About this task
The required output is all lines below that contain the word "excerpt".

*** Data shown ***

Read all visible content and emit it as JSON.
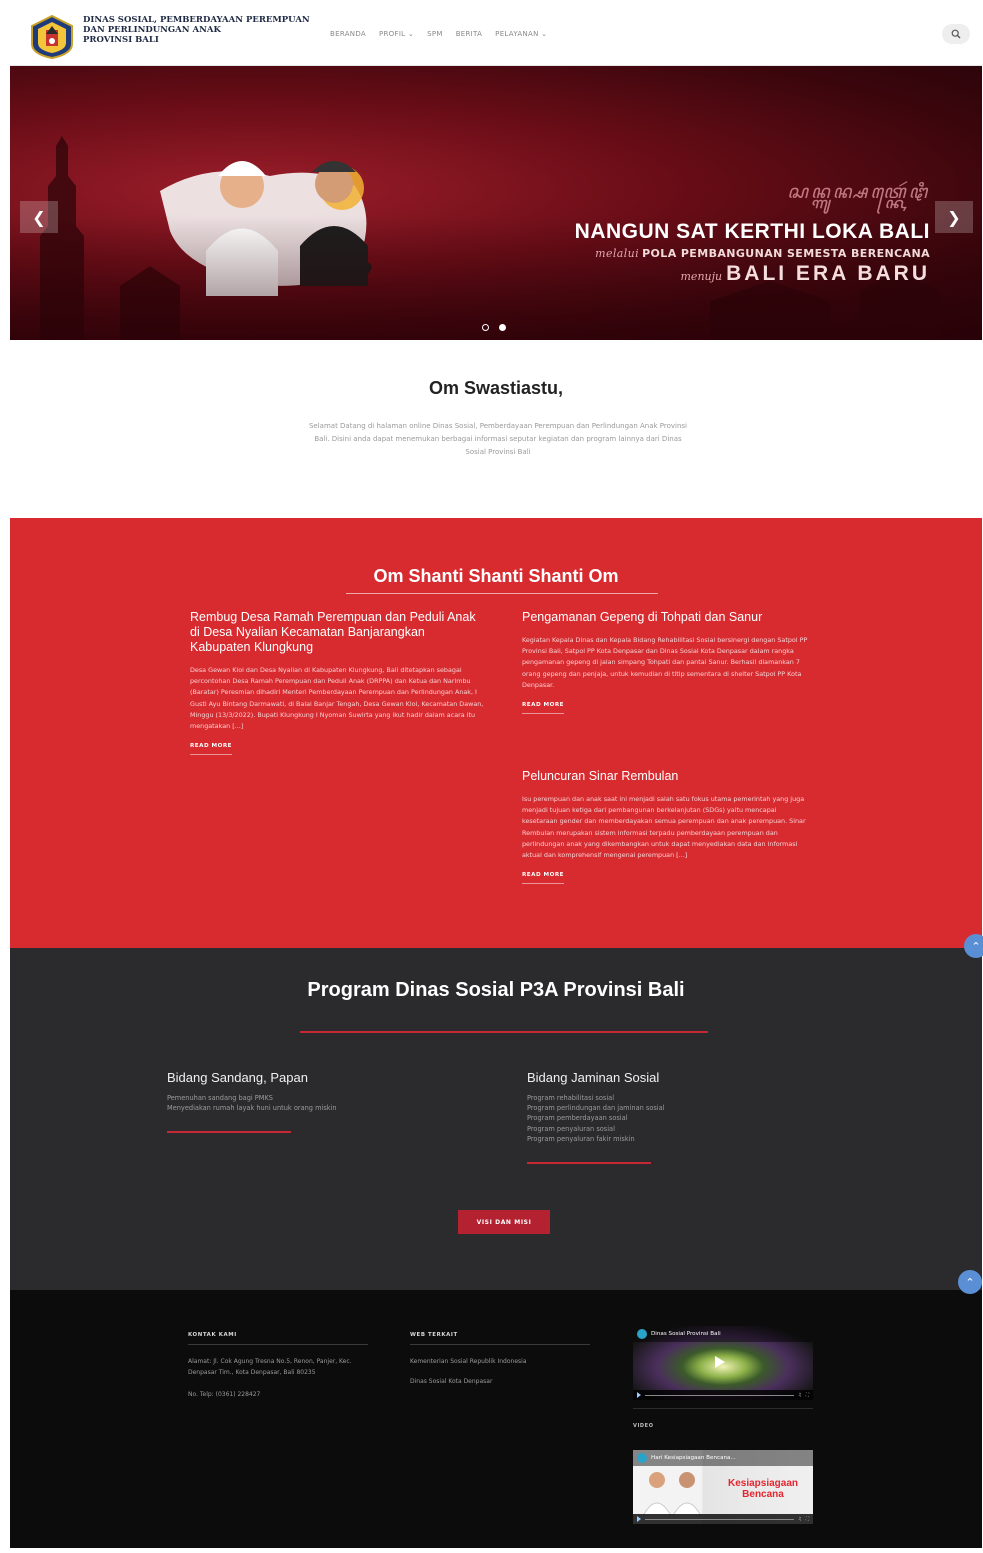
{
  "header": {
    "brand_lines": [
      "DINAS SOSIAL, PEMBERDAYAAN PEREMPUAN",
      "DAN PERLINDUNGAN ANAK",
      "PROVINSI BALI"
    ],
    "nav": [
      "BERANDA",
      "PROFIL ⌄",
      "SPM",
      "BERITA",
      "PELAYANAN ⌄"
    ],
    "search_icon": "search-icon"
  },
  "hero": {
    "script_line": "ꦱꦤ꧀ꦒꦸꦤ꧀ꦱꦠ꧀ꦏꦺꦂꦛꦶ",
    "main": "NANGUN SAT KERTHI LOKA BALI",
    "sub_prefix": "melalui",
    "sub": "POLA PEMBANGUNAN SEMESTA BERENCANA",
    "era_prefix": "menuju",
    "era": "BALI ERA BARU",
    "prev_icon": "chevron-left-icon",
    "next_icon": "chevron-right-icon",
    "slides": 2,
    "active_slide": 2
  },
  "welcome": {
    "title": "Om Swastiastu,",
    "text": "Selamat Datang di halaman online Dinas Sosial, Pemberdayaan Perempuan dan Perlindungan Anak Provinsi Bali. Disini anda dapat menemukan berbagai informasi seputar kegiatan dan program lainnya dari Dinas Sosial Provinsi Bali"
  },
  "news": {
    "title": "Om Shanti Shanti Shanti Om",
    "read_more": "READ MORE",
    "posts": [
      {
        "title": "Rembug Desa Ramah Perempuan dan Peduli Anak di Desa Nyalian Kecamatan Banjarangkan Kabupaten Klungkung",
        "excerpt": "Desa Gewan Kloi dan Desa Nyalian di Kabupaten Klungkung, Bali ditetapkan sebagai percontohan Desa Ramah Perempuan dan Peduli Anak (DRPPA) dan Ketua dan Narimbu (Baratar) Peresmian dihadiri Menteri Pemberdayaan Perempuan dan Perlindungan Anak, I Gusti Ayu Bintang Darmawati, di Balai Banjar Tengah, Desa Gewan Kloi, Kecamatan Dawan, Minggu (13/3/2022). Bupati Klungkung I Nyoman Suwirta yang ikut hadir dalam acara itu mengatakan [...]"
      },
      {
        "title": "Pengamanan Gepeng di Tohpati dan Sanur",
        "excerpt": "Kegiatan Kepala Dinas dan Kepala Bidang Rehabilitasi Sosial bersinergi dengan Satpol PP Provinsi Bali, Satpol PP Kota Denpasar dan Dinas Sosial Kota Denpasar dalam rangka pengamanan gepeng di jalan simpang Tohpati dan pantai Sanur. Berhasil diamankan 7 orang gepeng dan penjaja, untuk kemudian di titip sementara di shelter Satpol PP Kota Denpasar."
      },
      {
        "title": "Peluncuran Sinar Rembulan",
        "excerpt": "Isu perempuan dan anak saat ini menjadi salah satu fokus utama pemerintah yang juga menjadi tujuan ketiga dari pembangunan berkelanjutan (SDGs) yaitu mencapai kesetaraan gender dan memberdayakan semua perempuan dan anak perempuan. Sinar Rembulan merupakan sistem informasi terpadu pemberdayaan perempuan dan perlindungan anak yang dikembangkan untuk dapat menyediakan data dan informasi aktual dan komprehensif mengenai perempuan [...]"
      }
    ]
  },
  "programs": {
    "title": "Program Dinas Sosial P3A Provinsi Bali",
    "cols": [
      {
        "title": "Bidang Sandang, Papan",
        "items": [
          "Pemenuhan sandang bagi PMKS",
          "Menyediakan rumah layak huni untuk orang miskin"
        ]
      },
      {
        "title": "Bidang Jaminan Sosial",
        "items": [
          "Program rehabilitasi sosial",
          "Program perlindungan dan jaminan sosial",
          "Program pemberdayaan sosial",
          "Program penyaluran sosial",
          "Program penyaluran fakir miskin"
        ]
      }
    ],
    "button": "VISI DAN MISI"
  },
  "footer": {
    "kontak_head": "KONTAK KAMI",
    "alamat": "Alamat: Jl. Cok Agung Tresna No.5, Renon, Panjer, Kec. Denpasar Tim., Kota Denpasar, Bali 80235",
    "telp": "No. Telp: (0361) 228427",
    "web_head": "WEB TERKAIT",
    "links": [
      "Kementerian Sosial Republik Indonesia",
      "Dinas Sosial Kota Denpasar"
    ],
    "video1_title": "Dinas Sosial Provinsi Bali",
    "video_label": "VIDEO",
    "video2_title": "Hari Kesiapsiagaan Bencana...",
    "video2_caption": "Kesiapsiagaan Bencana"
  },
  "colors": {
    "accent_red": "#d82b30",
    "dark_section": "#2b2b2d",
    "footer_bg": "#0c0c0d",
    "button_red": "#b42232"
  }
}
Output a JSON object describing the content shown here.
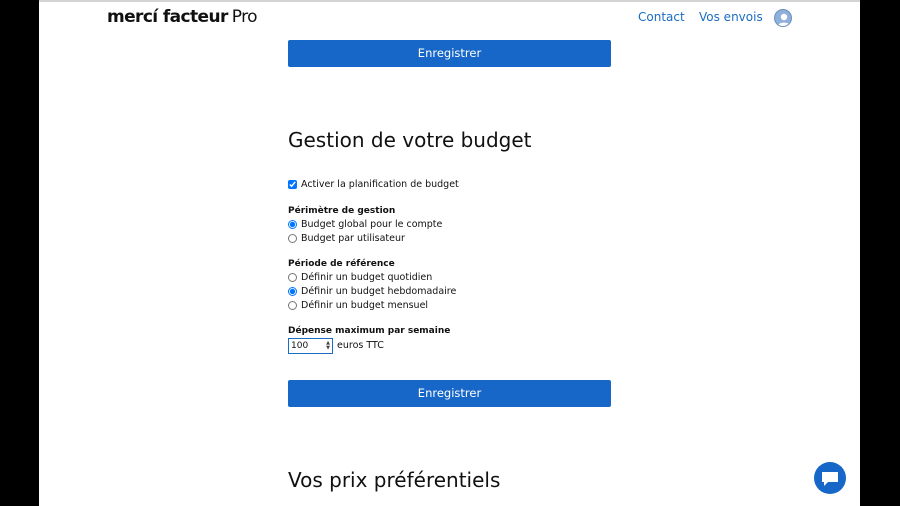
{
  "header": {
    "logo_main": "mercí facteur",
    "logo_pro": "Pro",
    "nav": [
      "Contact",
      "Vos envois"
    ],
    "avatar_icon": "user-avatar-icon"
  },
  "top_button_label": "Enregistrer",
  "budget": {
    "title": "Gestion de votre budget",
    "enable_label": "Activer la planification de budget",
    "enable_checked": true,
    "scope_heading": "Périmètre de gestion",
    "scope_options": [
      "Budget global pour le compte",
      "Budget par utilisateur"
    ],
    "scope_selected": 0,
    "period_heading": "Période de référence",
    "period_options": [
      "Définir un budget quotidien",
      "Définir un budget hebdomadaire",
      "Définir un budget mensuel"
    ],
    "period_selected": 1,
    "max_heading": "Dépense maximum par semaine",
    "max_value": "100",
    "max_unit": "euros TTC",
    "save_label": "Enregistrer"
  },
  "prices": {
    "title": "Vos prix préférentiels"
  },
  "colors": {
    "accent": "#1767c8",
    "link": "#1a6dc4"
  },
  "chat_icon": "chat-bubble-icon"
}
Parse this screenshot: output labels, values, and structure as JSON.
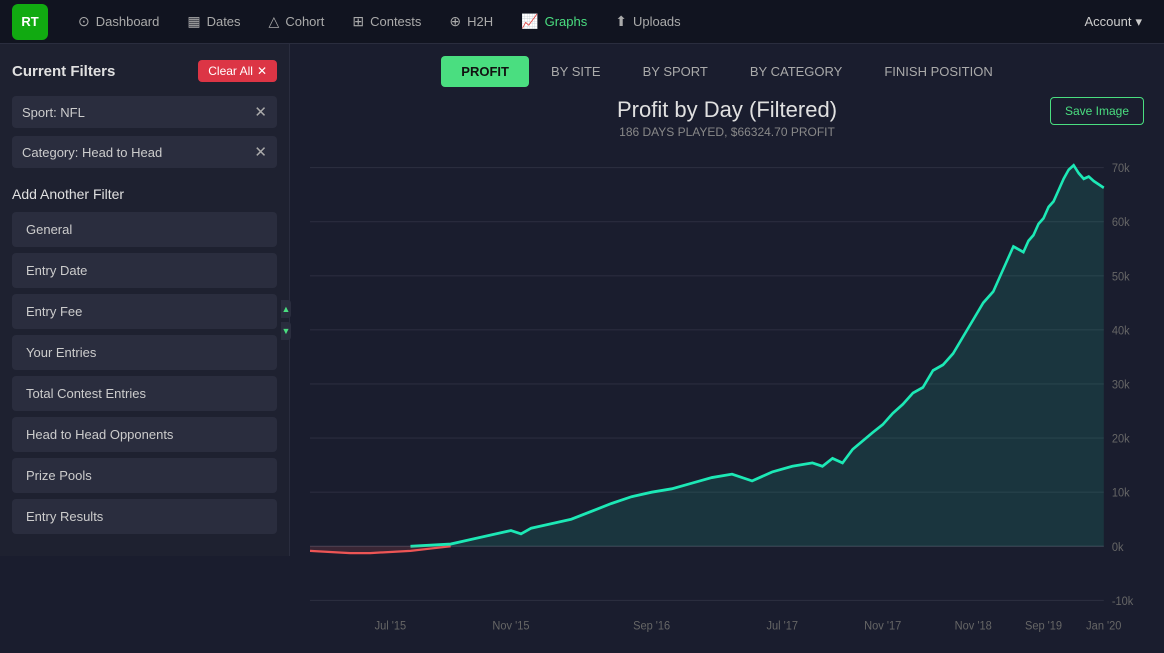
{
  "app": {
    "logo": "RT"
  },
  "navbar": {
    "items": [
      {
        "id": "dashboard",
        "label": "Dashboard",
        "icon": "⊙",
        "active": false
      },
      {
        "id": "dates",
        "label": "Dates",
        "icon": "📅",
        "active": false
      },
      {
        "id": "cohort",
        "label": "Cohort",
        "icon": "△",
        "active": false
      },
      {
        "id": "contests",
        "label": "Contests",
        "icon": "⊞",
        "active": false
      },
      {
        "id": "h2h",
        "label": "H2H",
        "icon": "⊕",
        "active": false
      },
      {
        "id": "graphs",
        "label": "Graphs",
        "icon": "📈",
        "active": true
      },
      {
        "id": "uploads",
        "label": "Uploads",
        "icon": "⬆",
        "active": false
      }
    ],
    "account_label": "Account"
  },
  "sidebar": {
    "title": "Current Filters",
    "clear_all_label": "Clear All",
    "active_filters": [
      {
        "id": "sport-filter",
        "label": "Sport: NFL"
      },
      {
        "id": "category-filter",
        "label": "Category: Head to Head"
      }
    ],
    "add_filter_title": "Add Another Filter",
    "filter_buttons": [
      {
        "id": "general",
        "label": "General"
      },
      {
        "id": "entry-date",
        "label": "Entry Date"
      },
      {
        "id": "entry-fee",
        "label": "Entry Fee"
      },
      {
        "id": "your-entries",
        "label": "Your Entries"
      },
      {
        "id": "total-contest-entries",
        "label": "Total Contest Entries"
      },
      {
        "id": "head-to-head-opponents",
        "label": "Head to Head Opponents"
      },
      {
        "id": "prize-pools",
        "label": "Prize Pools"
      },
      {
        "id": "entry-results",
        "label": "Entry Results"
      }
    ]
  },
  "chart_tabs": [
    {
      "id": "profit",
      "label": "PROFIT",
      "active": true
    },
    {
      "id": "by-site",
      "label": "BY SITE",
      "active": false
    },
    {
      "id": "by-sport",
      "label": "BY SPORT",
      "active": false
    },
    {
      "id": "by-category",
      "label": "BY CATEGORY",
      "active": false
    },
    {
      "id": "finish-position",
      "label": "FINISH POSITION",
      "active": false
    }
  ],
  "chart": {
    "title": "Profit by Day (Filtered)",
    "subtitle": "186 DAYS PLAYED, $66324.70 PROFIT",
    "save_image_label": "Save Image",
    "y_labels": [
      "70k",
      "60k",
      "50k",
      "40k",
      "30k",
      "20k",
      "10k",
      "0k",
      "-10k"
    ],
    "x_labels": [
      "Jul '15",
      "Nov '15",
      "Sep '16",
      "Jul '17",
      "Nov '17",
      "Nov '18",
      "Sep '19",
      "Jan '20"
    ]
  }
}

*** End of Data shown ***

Response area
        "excerpt": "Desa Gewan Kloi dan Desa Nyalian di Kabupaten Klungkung, Bali ditetapkan sebagai percontohan Desa Ramah Perempuan dan Peduli Anak (DRPPA) dan Ketua dan Narimbu (Baratar) Peresmian dihadiri Menteri Pemberdayaan Perempuan dan Perlindungan Anak, I Gusti Ayu Bintang Darmawati, di Balai Banjar Tengah, Desa Gewan Kloi, Kecamatan Dawan, Minggu (13/3/2022). Bupati Klungkung I Nyoman Suwirta yang ikut hadir dalam acara itu mengatakan [...]"
        "excerpt": "Kegiatan Kepala Dinas dan Kepala Bidang Rehabilitasi Sosial bersinergi dengan Satpol PP Provinsi Bali, Satpol PP Kota Denpasar dan Dinas Sosial Kota Denpasar dalam rangka pengamanan gepeng di jalan simpang Tohpati dan pantai Sanur. Berhasil diamankan 7 orang gepeng dan penjaja, untuk kemudian di titip sementara di shelter Satpol PP Kota Denpasar."
        "excerpt": "Isu perempuan dan anak saat ini menjadi salah satu fokus utama pemerintah yang juga menjadi tujuan ketiga dari pembangunan berkelanjutan (SDGs) yaitu mencapai kesetaraan gender dan memberdayakan semua perempuan dan anak perempuan. Sinar Rembulan merupakan sistem informasi terpadu pemberdayaan perempuan dan perlindungan anak yang dikembangkan untuk dapat menyediakan data dan informasi aktual dan komprehensif mengenai perempuan [...]"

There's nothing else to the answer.